WORK ORDER »
Which of the lines below include "outline"? Each one should be copied out.

DATA »
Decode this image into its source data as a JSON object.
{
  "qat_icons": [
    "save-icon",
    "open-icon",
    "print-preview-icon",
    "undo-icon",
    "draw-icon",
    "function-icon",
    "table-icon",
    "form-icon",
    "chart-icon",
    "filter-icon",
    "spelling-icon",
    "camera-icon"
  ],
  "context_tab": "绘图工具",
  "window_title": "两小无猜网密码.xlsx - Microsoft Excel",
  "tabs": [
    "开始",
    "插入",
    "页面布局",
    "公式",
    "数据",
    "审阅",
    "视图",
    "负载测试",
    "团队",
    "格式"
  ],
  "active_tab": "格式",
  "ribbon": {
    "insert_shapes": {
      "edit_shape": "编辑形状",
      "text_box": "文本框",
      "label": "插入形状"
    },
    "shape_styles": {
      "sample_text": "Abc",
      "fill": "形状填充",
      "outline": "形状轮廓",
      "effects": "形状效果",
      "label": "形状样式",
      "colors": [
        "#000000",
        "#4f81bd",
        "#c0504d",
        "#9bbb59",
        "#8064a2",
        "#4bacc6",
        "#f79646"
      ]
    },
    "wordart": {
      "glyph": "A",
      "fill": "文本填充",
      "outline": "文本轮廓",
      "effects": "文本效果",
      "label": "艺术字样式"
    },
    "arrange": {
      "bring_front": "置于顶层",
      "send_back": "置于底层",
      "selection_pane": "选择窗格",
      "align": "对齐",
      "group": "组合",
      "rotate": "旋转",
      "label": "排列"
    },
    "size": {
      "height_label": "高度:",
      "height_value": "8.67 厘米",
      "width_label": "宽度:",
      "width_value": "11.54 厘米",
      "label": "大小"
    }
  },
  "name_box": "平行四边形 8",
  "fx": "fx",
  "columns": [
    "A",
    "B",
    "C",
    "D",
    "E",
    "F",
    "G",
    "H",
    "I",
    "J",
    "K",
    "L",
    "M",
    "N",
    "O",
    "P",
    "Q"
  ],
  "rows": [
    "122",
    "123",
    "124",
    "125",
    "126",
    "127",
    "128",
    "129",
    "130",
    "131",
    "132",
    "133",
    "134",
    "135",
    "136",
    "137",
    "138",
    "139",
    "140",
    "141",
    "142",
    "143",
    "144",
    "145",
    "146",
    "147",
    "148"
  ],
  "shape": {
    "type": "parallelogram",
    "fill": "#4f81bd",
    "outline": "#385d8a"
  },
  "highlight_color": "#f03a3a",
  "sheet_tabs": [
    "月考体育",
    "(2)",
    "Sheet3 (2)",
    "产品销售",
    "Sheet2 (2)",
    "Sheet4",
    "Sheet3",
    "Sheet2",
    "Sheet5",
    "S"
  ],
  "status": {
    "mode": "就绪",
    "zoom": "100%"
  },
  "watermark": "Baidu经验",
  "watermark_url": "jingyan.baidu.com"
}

RESPONSE »
      "outline": "形状轮廓",
      "outline": "文本轮廓",
    "outline": "#385d8a"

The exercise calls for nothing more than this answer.